Dataset rows describing interfaces
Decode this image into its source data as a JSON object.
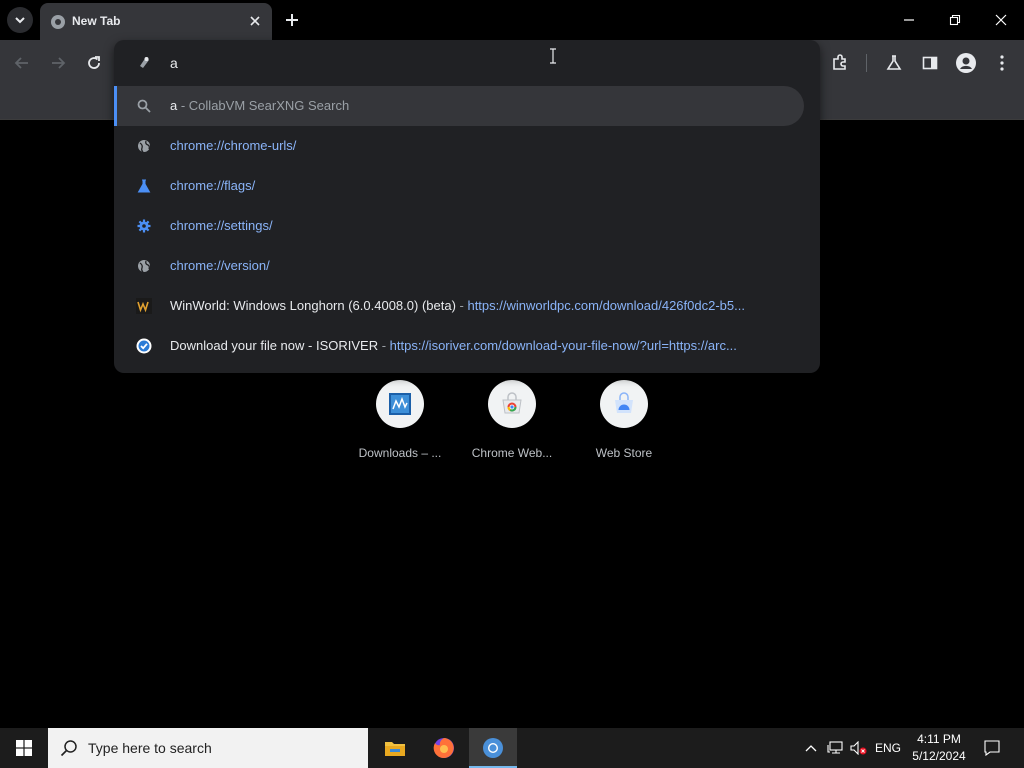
{
  "tab": {
    "title": "New Tab"
  },
  "omnibox": {
    "input_value": "a",
    "suggestions": [
      {
        "icon": "search-icon",
        "main": "a",
        "sep": " - ",
        "detail": "CollabVM SearXNG Search",
        "kind": "search"
      },
      {
        "icon": "globe-icon",
        "main": "chrome://chrome-urls/",
        "kind": "url"
      },
      {
        "icon": "flask-icon",
        "main": "chrome://flags/",
        "kind": "url"
      },
      {
        "icon": "gear-icon",
        "main": "chrome://settings/",
        "kind": "url"
      },
      {
        "icon": "globe-icon",
        "main": "chrome://version/",
        "kind": "url"
      },
      {
        "icon": "winworld-icon",
        "main": "WinWorld: Windows Longhorn (6.0.4008.0) (beta)",
        "sep": " - ",
        "detail": "https://winworldpc.com/download/426f0dc2-b5...",
        "kind": "history"
      },
      {
        "icon": "isoriver-icon",
        "main": "Download your file now - ISORIVER",
        "sep": " - ",
        "detail": "https://isoriver.com/download-your-file-now/?url=https://arc...",
        "kind": "history"
      }
    ]
  },
  "shortcuts": [
    {
      "label": "Downloads – ...",
      "icon": "downloads-site-icon"
    },
    {
      "label": "Chrome Web...",
      "icon": "chrome-web-store-icon"
    },
    {
      "label": "Web Store",
      "icon": "web-store-icon"
    }
  ],
  "taskbar": {
    "search_placeholder": "Type here to search",
    "language": "ENG",
    "time": "4:11 PM",
    "date": "5/12/2024"
  },
  "colors": {
    "accent": "#4b8ff5",
    "url": "#8ab4f8",
    "toolbar": "#35363a",
    "dropdown": "#202124"
  }
}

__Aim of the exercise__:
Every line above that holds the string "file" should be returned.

__Exercise response__:
        "main": "Download your file now - ISORIVER",
        "detail": "https://isoriver.com/download-your-file-now/?url=https://arc...",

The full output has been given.